Hayes is the perfect opportunity for this non-X-File to become an X-File, but writers John Shiban and David Amman resist giving Hayes any sort of supernatural ability. Perhaps because it’s been done, before, and on this very program? Or perhaps because Luke, again, has never been an X-File, and at this point there’s nothing to gain from pushing the supernatural into the case. In spite of the way he was initially introduced, Doggett came to be defined not by his status as a nonbeliever, but by his (sorry) doggedness, his focus, and his drive. Strength is his faith, and the best way to challenge him is to reveal the ways in which he is vulnerable.
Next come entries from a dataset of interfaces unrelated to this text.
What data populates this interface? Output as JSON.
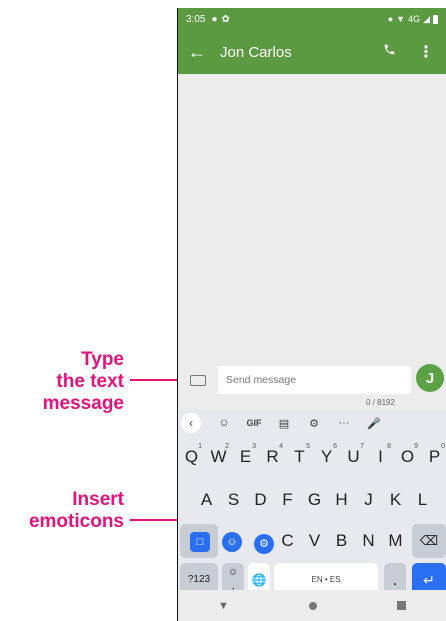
{
  "callouts": {
    "type_text": [
      "Type",
      "the text",
      "message"
    ],
    "insert_emoticons": [
      "Insert",
      "emoticons"
    ]
  },
  "status_bar": {
    "time": "3:05",
    "network": "4G"
  },
  "app_bar": {
    "title": "Jon Carlos"
  },
  "compose": {
    "placeholder": "Send message",
    "char_count": "0 / 8192",
    "avatar_letter": "J"
  },
  "keyboard": {
    "toolbar": {
      "gif": "GIF",
      "more": "···"
    },
    "row1": [
      "Q",
      "W",
      "E",
      "R",
      "T",
      "Y",
      "U",
      "I",
      "O",
      "P"
    ],
    "row1_hints": [
      "1",
      "2",
      "3",
      "4",
      "5",
      "6",
      "7",
      "8",
      "9",
      "0"
    ],
    "row2": [
      "A",
      "S",
      "D",
      "F",
      "G",
      "H",
      "J",
      "K",
      "L"
    ],
    "row3": [
      "C",
      "V",
      "B",
      "N",
      "M"
    ],
    "symbols_key": "?123",
    "space_label": "EN • ES",
    "period_key": "."
  },
  "colors": {
    "header_green": "#5b9a41",
    "callout_magenta": "#e2137d",
    "avatar_green": "#5ba246"
  }
}
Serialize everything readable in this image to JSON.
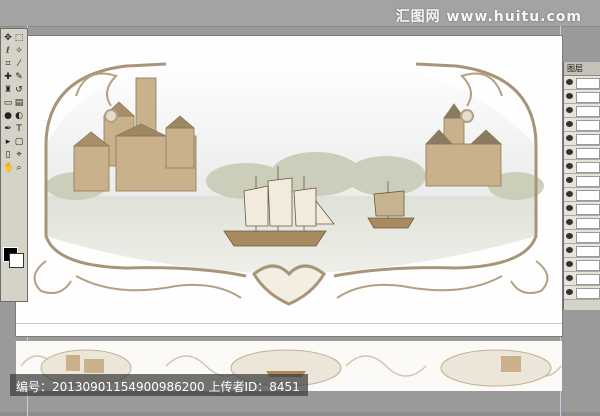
{
  "watermark": "汇图网 www.huitu.com",
  "layers_panel": {
    "tab_label": "图层"
  },
  "caption": "编号：20130901154900986200 上传者ID：8451",
  "colors": {
    "canvas": "#fefefe",
    "frame_stroke": "#a89478",
    "sepia": "#b9a27d",
    "sky": "#eef1f2",
    "water": "#d9dcd3"
  },
  "icons": [
    "move-icon",
    "marquee-icon",
    "lasso-icon",
    "magic-wand-icon",
    "crop-icon",
    "slice-icon",
    "healing-brush-icon",
    "brush-icon",
    "clone-stamp-icon",
    "history-brush-icon",
    "eraser-icon",
    "gradient-icon",
    "blur-icon",
    "dodge-icon",
    "pen-icon",
    "type-icon",
    "path-select-icon",
    "shape-icon",
    "notes-icon",
    "eyedropper-icon",
    "hand-icon",
    "zoom-icon"
  ]
}
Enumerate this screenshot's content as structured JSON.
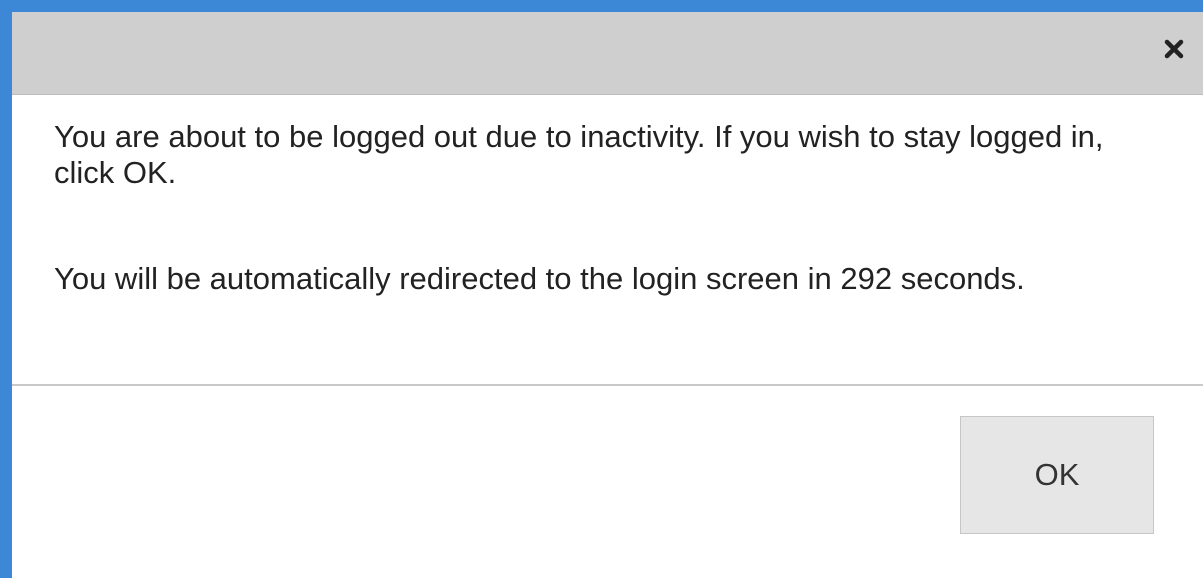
{
  "dialog": {
    "close_icon": "close-icon",
    "message_line_1": "You are about to be logged out due to inactivity. If you wish to stay logged in, click OK.",
    "message_line_2_prefix": "You will be automatically redirected to the login screen in ",
    "countdown_seconds": "292",
    "message_line_2_suffix": " seconds.",
    "ok_label": "OK"
  },
  "colors": {
    "background_accent": "#3c87d6",
    "titlebar": "#cfcfcf",
    "button": "#e6e6e6"
  }
}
The back half of the episode uncovers another layer in the case, although honestly it’s not a particularly well-constructed layer. What We Learn, Is, that Brad Follmer has spent most of his career on the take from none other than Regali. It started back in New York; Reyes even witnessed one of Follmer’s meeting with Regali (and taking what she describes as a “stack” of money, which seems sort of showy for a streetcorner rendezvous?). Follmer did this not knowing that Regali had anything to do with Luke’s murder, but when Doggett comes to him asking for help nabbing Regali, Follmer’s first instinct is to run interference. He investigates Hayes, finds out that he’s actually a schizophrenic who faked credentials to get into the Academy (um, nice work, FBI?), and lets it drop that Hayes lived in New York City at the time of Luke’s murder.
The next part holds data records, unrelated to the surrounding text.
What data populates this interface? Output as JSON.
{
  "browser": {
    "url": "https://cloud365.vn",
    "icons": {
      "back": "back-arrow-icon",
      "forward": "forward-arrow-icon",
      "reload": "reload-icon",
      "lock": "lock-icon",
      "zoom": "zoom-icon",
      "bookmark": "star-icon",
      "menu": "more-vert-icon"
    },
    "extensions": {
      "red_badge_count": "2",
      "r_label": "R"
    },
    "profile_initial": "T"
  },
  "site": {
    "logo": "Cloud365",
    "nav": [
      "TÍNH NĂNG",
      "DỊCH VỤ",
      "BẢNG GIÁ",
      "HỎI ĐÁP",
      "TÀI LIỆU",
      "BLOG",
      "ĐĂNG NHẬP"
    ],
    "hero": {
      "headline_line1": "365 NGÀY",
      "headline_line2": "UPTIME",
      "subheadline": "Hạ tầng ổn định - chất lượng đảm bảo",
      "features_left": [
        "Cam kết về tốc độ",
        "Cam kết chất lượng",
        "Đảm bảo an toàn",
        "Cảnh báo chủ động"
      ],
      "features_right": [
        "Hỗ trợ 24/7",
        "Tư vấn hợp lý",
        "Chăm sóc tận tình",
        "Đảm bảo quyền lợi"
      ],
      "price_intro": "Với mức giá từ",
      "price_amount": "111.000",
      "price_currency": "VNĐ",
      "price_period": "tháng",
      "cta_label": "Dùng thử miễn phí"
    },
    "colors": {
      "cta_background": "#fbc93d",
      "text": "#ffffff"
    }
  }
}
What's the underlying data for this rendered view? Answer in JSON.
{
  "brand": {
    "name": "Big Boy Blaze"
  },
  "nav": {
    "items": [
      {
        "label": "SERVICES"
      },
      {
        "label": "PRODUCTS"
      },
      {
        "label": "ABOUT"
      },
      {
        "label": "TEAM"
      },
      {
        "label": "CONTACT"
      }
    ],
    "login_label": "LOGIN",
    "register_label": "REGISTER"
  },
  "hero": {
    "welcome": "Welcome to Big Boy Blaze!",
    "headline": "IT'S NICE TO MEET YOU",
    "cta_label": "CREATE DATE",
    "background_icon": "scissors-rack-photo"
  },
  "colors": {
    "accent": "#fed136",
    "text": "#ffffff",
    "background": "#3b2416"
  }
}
This is all somehow enough to send a SWAT team to arrest Hayes, although frankly, aside from the faked credentials that is some circumstantial circumstancing. Which normally, I wouldn’t even bother pointing out? Plots gotta plot along and all that. But Reyes and Scully make such a big deal out of how all of the evidence concerning Regali and Luke is circumstantial—Reyes is particularly not impressed when Doggett runs Regali’s credit card activity (!) and finds that he bought gas two miles from the Doggetts’ Long Island home the day of the murder. Then Follmer drops that Hayes lived in New York City at the same time and all of a sudden it’s case closed? Between that, and the longshot about a guy successfully faking his way into the Academy, and the fact that Regali actually calls Doggett “flatfoot” at one point, I think we have to admit that “Release” is not the strongest overall episode to come around.
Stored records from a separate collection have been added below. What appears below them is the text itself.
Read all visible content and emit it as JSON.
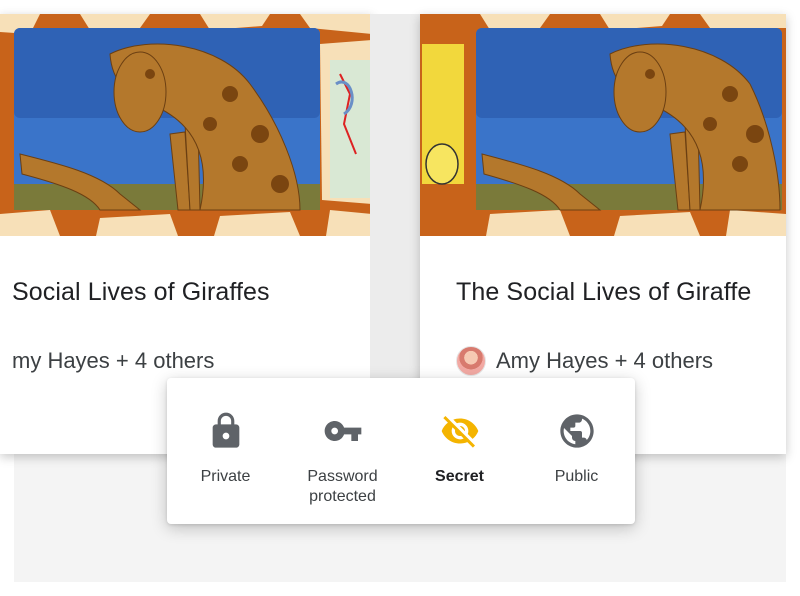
{
  "cards": [
    {
      "title": "Social Lives of Giraffes",
      "authors": "my Hayes + 4 others"
    },
    {
      "title": "The Social Lives of Giraffe",
      "authors": "Amy Hayes + 4 others"
    }
  ],
  "visibility_menu": {
    "selected": "secret",
    "options": [
      {
        "id": "private",
        "label": "Private",
        "icon": "lock-icon"
      },
      {
        "id": "password",
        "label": "Password protected",
        "icon": "key-icon"
      },
      {
        "id": "secret",
        "label": "Secret",
        "icon": "eye-off-icon"
      },
      {
        "id": "public",
        "label": "Public",
        "icon": "globe-icon"
      }
    ]
  },
  "colors": {
    "accent": "#f4b400",
    "icon": "#5f6368",
    "giraffe_pattern": "#c8631a"
  }
}
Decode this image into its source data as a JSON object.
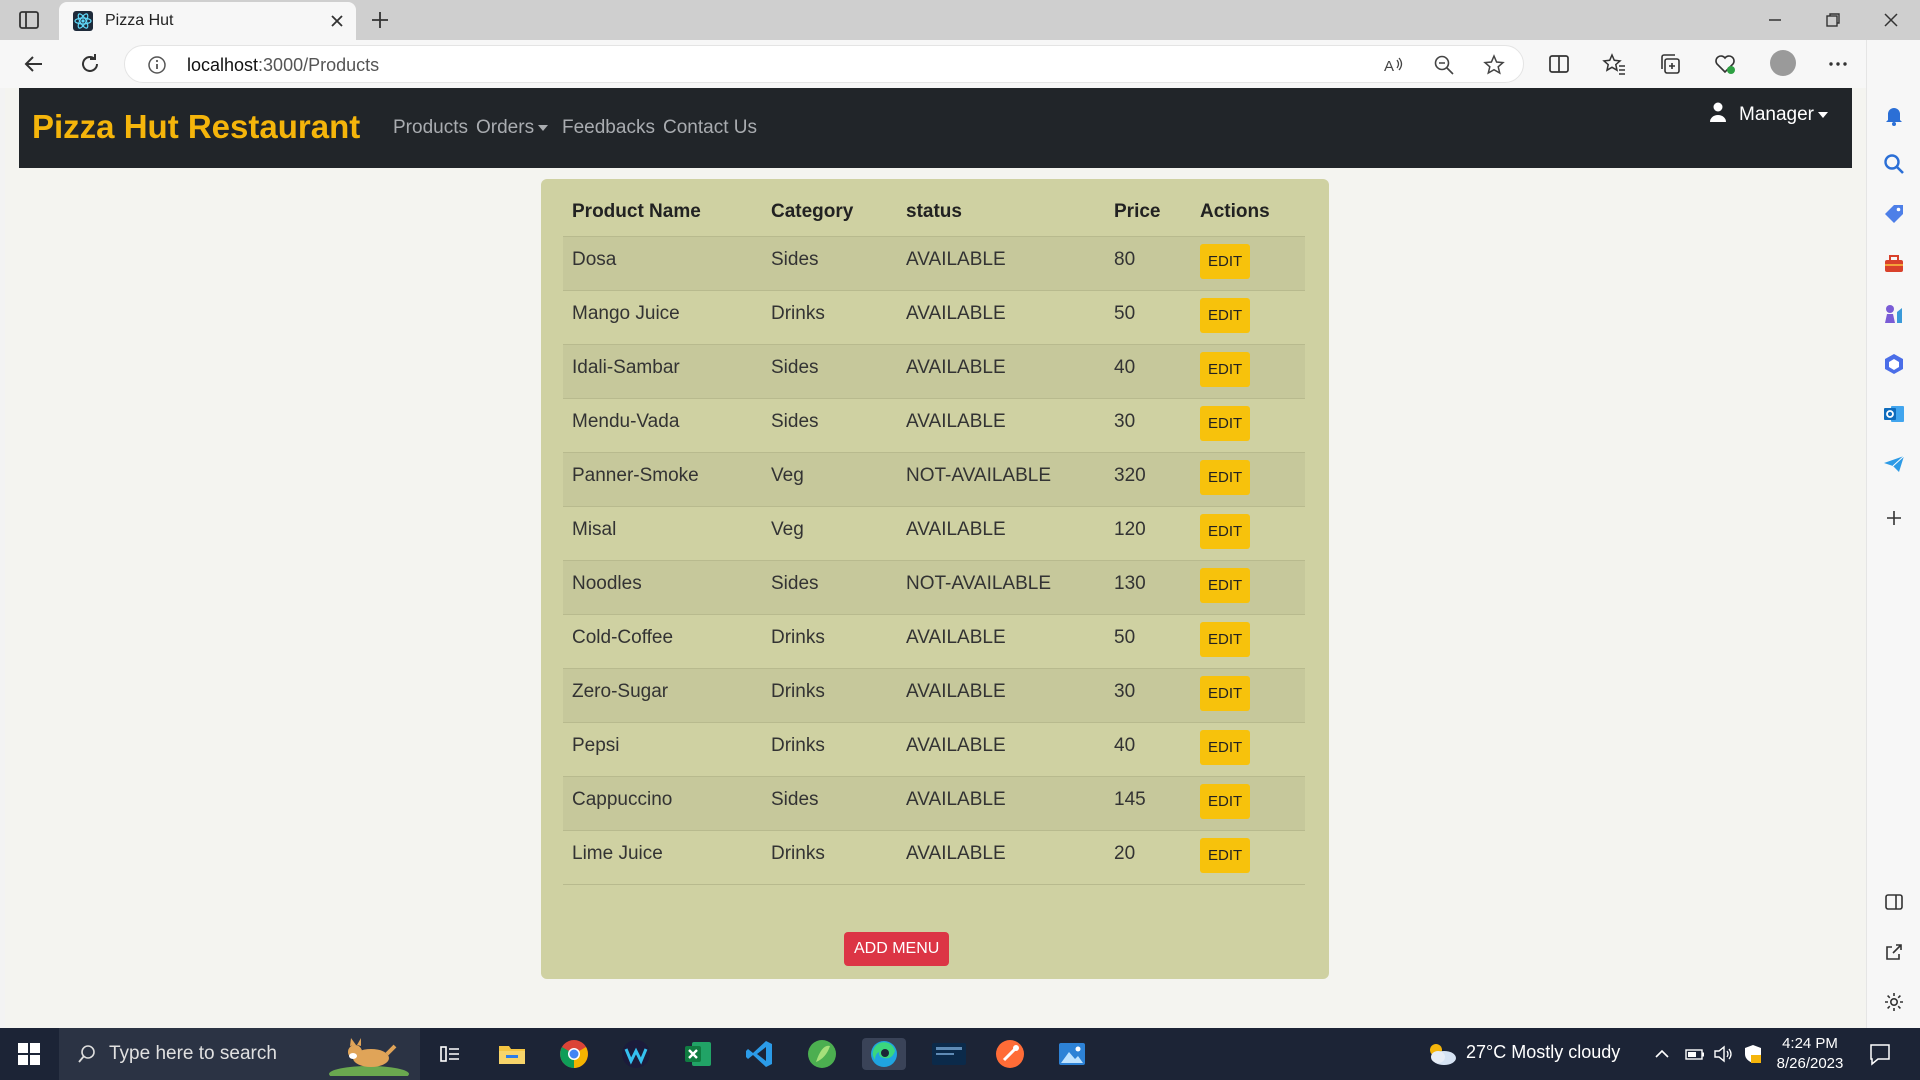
{
  "browser": {
    "tab_title": "Pizza Hut",
    "url_host": "localhost",
    "url_path": ":3000/Products"
  },
  "navbar": {
    "brand": "Pizza Hut Restaurant",
    "links": [
      "Products",
      "Orders",
      "Feedbacks",
      "Contact Us"
    ],
    "user_menu": "Manager"
  },
  "table": {
    "headers": [
      "Product Name",
      "Category",
      "status",
      "Price",
      "Actions"
    ],
    "rows": [
      {
        "name": "Dosa",
        "category": "Sides",
        "status": "AVAILABLE",
        "price": "80"
      },
      {
        "name": "Mango Juice",
        "category": "Drinks",
        "status": "AVAILABLE",
        "price": "50"
      },
      {
        "name": "Idali-Sambar",
        "category": "Sides",
        "status": "AVAILABLE",
        "price": "40"
      },
      {
        "name": "Mendu-Vada",
        "category": "Sides",
        "status": "AVAILABLE",
        "price": "30"
      },
      {
        "name": "Panner-Smoke",
        "category": "Veg",
        "status": "NOT-AVAILABLE",
        "price": "320"
      },
      {
        "name": "Misal",
        "category": "Veg",
        "status": "AVAILABLE",
        "price": "120"
      },
      {
        "name": "Noodles",
        "category": "Sides",
        "status": "NOT-AVAILABLE",
        "price": "130"
      },
      {
        "name": "Cold-Coffee",
        "category": "Drinks",
        "status": "AVAILABLE",
        "price": "50"
      },
      {
        "name": "Zero-Sugar",
        "category": "Drinks",
        "status": "AVAILABLE",
        "price": "30"
      },
      {
        "name": "Pepsi",
        "category": "Drinks",
        "status": "AVAILABLE",
        "price": "40"
      },
      {
        "name": "Cappuccino",
        "category": "Sides",
        "status": "AVAILABLE",
        "price": "145"
      },
      {
        "name": "Lime Juice",
        "category": "Drinks",
        "status": "AVAILABLE",
        "price": "20"
      }
    ],
    "edit_label": "EDIT"
  },
  "add_menu_label": "ADD MENU",
  "taskbar": {
    "search_placeholder": "Type here to search",
    "weather": "27°C  Mostly cloudy",
    "time": "4:24 PM",
    "date": "8/26/2023"
  },
  "colors": {
    "brand": "#f5b50b",
    "navbar_bg": "#212529",
    "card_bg": "#cfd1a2",
    "edit_btn": "#f7c20c",
    "add_btn": "#dc3545"
  }
}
But. It comes out all right in the end, or rather, it does end. For Doggett as well as for Regali. While questioning Hayes, the agents all remember that they forgot to arrest Regali for the crime they can for sure link him to. They hustle after him, and he sort-of-confesses to Doggett, and while Doggett is trying to decide if he’s going to go after him—if he’s going to be strong in one way, or if he’s going to be strong in another—Follmer shoots Regali straight in the head. Case closed, Doggett and his ex-wife scatter their son’s ashes, and Doggett and Reyes embrace. End of show! Just kidding. But end of this part, for sure.